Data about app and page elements
*** Block opens ***

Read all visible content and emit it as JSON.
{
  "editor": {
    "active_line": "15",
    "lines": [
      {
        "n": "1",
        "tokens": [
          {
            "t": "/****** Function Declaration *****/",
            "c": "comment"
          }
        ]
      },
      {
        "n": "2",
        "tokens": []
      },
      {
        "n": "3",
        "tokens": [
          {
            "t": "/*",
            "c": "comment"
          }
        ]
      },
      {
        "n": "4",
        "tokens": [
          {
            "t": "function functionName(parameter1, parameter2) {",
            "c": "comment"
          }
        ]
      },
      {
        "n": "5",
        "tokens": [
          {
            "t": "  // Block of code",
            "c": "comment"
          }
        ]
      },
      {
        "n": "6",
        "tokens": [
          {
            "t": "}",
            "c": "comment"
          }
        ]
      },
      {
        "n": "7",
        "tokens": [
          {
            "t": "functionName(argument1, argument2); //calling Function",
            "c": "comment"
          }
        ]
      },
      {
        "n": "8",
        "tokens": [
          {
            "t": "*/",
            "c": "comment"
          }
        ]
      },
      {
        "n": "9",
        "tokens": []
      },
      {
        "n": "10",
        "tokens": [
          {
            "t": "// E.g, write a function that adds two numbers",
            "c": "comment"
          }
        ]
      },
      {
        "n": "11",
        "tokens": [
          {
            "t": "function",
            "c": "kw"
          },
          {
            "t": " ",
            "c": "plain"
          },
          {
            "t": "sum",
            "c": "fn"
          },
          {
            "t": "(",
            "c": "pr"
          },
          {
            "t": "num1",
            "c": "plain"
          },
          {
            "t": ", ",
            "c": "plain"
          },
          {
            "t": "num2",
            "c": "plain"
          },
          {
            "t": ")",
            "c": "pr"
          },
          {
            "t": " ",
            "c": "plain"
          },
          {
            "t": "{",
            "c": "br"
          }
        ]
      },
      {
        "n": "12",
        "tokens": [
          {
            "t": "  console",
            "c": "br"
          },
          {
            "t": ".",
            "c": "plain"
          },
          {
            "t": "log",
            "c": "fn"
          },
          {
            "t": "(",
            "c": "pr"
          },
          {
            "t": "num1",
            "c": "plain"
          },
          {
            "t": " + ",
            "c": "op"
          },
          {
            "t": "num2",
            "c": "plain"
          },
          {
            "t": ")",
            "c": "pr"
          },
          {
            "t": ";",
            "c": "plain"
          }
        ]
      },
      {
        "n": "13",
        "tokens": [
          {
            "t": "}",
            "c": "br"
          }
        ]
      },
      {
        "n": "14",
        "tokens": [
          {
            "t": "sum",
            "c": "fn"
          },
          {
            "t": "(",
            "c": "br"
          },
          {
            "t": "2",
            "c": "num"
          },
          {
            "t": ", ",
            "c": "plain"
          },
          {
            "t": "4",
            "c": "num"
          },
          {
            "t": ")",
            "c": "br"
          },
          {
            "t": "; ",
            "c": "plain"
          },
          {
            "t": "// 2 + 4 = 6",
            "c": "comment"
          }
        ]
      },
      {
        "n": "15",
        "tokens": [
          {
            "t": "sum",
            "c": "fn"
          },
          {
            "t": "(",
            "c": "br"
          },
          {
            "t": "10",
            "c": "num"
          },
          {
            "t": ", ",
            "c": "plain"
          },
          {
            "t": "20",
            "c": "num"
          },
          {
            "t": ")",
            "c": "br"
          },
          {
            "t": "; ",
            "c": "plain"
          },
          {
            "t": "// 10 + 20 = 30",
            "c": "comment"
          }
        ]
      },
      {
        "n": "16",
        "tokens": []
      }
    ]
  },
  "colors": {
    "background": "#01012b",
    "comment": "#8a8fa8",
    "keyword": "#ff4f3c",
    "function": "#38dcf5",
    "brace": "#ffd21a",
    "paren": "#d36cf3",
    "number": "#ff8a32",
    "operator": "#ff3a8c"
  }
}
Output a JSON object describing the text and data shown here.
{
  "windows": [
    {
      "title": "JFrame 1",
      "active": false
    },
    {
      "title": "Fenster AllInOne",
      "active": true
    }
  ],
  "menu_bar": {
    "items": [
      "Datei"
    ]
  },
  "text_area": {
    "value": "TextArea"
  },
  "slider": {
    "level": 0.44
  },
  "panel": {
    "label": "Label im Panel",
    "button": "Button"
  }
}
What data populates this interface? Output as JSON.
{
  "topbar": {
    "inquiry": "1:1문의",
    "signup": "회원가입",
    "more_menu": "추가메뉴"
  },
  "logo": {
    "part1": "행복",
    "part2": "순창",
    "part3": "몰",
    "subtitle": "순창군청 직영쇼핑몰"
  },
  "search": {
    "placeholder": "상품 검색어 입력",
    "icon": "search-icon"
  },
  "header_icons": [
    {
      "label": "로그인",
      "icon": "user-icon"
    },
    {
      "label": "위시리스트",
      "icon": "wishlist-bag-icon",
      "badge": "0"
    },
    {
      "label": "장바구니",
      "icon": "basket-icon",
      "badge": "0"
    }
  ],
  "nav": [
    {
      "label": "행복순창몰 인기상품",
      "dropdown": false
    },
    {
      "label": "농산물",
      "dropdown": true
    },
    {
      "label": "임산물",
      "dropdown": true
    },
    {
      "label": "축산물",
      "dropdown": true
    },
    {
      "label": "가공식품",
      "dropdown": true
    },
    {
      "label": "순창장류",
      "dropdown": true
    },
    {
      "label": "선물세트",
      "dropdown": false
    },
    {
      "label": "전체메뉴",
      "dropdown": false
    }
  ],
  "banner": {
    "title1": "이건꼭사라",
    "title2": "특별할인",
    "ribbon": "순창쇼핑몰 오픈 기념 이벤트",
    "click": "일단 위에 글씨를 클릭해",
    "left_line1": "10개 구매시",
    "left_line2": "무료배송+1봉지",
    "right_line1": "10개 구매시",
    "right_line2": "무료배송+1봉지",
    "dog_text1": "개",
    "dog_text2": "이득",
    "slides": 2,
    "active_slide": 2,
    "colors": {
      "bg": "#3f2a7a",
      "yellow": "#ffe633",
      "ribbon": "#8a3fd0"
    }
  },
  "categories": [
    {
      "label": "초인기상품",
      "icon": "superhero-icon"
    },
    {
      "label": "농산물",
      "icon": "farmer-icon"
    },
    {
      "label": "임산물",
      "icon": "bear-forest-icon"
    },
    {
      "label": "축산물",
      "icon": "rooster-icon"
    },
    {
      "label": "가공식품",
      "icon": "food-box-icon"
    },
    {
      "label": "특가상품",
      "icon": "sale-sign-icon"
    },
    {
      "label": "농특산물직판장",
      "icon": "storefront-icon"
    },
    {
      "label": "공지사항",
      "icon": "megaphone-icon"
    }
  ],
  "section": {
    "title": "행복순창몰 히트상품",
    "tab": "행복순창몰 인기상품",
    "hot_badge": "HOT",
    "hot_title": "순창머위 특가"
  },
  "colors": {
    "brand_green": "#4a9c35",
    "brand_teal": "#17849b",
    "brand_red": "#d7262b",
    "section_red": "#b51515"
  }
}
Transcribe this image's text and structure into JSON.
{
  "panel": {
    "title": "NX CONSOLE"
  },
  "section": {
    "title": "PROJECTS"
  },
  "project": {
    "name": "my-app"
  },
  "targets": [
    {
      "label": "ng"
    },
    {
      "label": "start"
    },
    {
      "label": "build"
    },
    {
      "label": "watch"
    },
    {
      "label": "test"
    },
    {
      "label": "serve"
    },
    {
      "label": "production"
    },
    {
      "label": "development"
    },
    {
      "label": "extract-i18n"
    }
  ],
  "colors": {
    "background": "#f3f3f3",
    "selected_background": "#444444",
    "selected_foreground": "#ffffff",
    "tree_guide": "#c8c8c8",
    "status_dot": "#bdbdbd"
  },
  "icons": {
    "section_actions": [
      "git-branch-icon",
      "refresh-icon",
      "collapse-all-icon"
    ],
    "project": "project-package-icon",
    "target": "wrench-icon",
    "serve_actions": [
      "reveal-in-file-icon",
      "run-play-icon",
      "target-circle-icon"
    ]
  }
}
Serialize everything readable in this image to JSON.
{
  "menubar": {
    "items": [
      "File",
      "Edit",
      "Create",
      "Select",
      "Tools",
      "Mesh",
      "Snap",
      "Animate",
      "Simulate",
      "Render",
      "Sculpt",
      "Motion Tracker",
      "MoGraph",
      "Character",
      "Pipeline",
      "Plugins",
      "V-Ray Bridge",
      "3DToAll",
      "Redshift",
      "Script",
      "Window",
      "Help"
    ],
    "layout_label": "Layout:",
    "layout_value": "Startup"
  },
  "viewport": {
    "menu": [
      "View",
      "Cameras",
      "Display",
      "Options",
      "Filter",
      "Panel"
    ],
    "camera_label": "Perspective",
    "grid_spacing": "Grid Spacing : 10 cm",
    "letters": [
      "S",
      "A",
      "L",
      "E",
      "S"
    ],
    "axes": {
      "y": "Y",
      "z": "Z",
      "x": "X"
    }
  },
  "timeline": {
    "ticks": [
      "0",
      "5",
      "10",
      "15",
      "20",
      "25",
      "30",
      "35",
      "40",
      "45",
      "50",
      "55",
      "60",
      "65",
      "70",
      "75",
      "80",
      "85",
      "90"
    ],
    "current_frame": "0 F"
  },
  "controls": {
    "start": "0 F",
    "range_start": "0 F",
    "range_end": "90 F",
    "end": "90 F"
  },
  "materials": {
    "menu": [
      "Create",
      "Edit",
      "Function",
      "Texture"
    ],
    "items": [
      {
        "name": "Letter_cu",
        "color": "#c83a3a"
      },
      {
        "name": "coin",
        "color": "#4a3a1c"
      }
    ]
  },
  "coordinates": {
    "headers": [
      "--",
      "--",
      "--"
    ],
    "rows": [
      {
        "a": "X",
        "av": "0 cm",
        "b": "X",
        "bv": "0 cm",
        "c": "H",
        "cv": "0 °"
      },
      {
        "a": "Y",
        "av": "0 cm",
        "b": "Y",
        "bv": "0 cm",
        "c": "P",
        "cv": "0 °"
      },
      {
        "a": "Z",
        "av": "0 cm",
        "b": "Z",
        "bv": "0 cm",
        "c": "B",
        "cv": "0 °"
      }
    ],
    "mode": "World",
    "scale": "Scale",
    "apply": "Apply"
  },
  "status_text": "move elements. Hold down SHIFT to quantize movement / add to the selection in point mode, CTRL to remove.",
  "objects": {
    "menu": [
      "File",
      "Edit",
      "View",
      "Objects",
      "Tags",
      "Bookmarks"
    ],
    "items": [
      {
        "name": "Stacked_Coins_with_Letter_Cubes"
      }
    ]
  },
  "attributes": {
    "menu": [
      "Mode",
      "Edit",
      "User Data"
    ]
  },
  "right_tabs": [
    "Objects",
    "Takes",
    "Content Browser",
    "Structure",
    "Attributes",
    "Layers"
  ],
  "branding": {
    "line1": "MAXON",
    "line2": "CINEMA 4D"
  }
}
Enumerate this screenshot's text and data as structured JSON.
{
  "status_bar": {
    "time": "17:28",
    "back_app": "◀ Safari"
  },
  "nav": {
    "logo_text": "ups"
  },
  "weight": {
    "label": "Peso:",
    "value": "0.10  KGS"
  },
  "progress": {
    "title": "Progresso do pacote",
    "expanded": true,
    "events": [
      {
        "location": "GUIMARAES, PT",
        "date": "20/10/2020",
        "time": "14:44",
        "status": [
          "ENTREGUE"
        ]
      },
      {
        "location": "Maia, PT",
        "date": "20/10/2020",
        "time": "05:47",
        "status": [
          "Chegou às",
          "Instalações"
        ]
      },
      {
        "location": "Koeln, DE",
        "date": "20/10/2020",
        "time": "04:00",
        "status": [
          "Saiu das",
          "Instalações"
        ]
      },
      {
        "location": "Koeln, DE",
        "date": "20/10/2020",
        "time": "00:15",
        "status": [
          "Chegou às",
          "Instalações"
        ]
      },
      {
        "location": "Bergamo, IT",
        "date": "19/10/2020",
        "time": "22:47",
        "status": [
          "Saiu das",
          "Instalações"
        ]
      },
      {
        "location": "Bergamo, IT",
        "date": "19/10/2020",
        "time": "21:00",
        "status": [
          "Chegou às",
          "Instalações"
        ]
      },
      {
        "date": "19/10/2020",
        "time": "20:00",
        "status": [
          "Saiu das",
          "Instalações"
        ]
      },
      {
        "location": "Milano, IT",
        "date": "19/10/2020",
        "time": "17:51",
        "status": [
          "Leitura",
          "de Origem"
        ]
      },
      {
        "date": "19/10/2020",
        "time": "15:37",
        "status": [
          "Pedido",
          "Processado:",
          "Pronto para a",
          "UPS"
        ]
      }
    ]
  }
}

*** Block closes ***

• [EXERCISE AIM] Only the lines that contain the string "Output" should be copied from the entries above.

• [TASK RESPONSE]
Output a JSON object describing the text and data shown here.
What data populates this interface? Output as JSON.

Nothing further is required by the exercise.